(Information supplied Opens)

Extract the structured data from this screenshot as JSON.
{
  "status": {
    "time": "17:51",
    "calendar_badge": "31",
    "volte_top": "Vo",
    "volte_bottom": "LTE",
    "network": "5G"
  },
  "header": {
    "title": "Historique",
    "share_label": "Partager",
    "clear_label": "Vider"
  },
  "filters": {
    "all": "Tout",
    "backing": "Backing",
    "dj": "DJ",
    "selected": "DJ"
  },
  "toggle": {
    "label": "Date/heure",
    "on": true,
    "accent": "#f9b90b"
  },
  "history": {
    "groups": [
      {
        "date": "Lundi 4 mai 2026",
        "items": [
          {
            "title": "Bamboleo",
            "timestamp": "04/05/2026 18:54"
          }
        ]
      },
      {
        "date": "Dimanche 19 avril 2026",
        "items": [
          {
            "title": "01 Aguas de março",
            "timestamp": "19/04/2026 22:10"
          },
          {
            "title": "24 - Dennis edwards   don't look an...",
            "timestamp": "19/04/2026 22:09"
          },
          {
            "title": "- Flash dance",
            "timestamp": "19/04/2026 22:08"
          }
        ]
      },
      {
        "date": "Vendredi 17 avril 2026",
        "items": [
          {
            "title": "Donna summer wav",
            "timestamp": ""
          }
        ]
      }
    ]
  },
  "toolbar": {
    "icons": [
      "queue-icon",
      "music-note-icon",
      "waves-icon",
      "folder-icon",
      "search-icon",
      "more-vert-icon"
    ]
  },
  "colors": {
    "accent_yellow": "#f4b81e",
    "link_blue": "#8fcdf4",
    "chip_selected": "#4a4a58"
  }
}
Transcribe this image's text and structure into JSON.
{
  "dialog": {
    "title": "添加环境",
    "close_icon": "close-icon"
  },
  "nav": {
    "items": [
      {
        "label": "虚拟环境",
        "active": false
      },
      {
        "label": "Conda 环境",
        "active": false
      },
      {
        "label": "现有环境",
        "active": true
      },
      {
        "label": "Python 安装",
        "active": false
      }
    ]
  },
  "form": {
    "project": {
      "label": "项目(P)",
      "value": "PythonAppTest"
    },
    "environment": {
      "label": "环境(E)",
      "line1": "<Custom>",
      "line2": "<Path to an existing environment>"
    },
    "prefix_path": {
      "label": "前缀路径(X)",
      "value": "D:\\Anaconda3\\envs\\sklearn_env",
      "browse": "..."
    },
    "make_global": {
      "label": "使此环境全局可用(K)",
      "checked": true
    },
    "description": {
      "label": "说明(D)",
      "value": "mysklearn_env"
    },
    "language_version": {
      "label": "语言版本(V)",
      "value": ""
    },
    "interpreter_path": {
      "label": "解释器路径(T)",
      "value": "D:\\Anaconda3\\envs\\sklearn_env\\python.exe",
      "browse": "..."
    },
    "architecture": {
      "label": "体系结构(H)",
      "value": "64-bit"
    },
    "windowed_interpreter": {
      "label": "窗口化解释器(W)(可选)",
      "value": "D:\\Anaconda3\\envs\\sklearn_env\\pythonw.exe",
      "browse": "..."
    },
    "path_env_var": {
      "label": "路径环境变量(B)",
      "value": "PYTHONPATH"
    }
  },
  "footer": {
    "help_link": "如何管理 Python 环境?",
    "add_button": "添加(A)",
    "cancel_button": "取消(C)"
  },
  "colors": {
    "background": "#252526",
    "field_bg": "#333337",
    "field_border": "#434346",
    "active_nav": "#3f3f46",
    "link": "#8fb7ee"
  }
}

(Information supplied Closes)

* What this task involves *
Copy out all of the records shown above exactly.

* Answer for this exercise *
Extract the structured data from this screenshot as JSON.
{
  "status": {
    "time": "17:51",
    "calendar_badge": "31",
    "volte_top": "Vo",
    "volte_bottom": "LTE",
    "network": "5G"
  },
  "header": {
    "title": "Historique",
    "share_label": "Partager",
    "clear_label": "Vider"
  },
  "filters": {
    "all": "Tout",
    "backing": "Backing",
    "dj": "DJ",
    "selected": "DJ"
  },
  "toggle": {
    "label": "Date/heure",
    "on": true,
    "accent": "#f9b90b"
  },
  "history": {
    "groups": [
      {
        "date": "Lundi 4 mai 2026",
        "items": [
          {
            "title": "Bamboleo",
            "timestamp": "04/05/2026 18:54"
          }
        ]
      },
      {
        "date": "Dimanche 19 avril 2026",
        "items": [
          {
            "title": "01 Aguas de março",
            "timestamp": "19/04/2026 22:10"
          },
          {
            "title": "24 - Dennis edwards   don't look an...",
            "timestamp": "19/04/2026 22:09"
          },
          {
            "title": "- Flash dance",
            "timestamp": "19/04/2026 22:08"
          }
        ]
      },
      {
        "date": "Vendredi 17 avril 2026",
        "items": [
          {
            "title": "Donna summer wav",
            "timestamp": ""
          }
        ]
      }
    ]
  },
  "toolbar": {
    "icons": [
      "queue-icon",
      "music-note-icon",
      "waves-icon",
      "folder-icon",
      "search-icon",
      "more-vert-icon"
    ]
  },
  "colors": {
    "accent_yellow": "#f4b81e",
    "link_blue": "#8fcdf4",
    "chip_selected": "#4a4a58"
  }
}
Transcribe this image's text and structure into JSON.
{
  "dialog": {
    "title": "添加环境",
    "close_icon": "close-icon"
  },
  "nav": {
    "items": [
      {
        "label": "虚拟环境",
        "active": false
      },
      {
        "label": "Conda 环境",
        "active": false
      },
      {
        "label": "现有环境",
        "active": true
      },
      {
        "label": "Python 安装",
        "active": false
      }
    ]
  },
  "form": {
    "project": {
      "label": "项目(P)",
      "value": "PythonAppTest"
    },
    "environment": {
      "label": "环境(E)",
      "line1": "<Custom>",
      "line2": "<Path to an existing environment>"
    },
    "prefix_path": {
      "label": "前缀路径(X)",
      "value": "D:\\Anaconda3\\envs\\sklearn_env",
      "browse": "..."
    },
    "make_global": {
      "label": "使此环境全局可用(K)",
      "checked": true
    },
    "description": {
      "label": "说明(D)",
      "value": "mysklearn_env"
    },
    "language_version": {
      "label": "语言版本(V)",
      "value": ""
    },
    "interpreter_path": {
      "label": "解释器路径(T)",
      "value": "D:\\Anaconda3\\envs\\sklearn_env\\python.exe",
      "browse": "..."
    },
    "architecture": {
      "label": "体系结构(H)",
      "value": "64-bit"
    },
    "windowed_interpreter": {
      "label": "窗口化解释器(W)(可选)",
      "value": "D:\\Anaconda3\\envs\\sklearn_env\\pythonw.exe",
      "browse": "..."
    },
    "path_env_var": {
      "label": "路径环境变量(B)",
      "value": "PYTHONPATH"
    }
  },
  "footer": {
    "help_link": "如何管理 Python 环境?",
    "add_button": "添加(A)",
    "cancel_button": "取消(C)"
  },
  "colors": {
    "background": "#252526",
    "field_bg": "#333337",
    "field_border": "#434346",
    "active_nav": "#3f3f46",
    "link": "#8fb7ee"
  }
}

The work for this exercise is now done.